(Note: Cinematical is not officially covering Slamdance this year, but when we have the chance to catch a film from that fest, we'll definitely bring you a review.)

I don't know how to review this film. It's so personal, so emotional and so powerful that if I dedicate a paragraph to a few technical issues, it would completely take away from the fact that this was one of the best documentaries I have ever watched in my entire life. Following the Slamdance premiere of Dear Zachary, I asked my friend if the director had also submitted to Sundance. Apparently, he did. How or why Sundance did not accept this doc is beyond me. And here's a note to any programmer from any fest reading this review: Play this film. And here's a note to anyone looking to purchase a doc to distribute and whatnot: Buy this film. I don't work for a studio, thus I'm not keen on all the politics involved, but I guarantee if this doc was picked up by, say, HBO, it would change lives immediately.

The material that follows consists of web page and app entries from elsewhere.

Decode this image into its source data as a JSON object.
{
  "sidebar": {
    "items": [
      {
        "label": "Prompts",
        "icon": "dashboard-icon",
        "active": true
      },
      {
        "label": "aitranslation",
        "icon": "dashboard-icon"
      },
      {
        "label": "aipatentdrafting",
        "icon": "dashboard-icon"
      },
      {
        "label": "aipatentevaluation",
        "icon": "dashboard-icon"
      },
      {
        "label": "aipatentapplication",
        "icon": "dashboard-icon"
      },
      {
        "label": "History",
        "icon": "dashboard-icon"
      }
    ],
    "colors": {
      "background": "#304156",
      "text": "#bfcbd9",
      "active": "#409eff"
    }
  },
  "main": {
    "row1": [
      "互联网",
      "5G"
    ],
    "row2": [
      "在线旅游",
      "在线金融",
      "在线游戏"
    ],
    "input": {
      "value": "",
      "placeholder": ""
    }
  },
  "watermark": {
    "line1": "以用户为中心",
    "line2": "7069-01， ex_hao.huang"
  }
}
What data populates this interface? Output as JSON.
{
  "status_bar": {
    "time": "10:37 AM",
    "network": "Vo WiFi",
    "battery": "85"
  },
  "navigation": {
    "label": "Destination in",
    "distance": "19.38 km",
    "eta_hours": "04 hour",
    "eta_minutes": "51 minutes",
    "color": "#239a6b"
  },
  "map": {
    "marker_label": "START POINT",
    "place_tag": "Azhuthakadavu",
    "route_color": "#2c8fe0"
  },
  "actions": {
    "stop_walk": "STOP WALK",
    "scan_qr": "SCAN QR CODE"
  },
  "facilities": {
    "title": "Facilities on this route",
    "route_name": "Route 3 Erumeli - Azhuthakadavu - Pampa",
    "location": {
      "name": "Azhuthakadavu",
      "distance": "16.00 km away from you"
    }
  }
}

Matt Dentler made a good point over on his blog. While briefly talking about the film, he said, "I'm not going to link its Web site for a reason: this is a documentary you need to experience with as little advanced knowledge as possible. You just need to know it's worth seeing, and will probably grip you tight from the very beginning. But, like so many festival films, it hits you hardest when you go into it knowing very little." And I completely agree, which is why I won't go into too many details after the jump.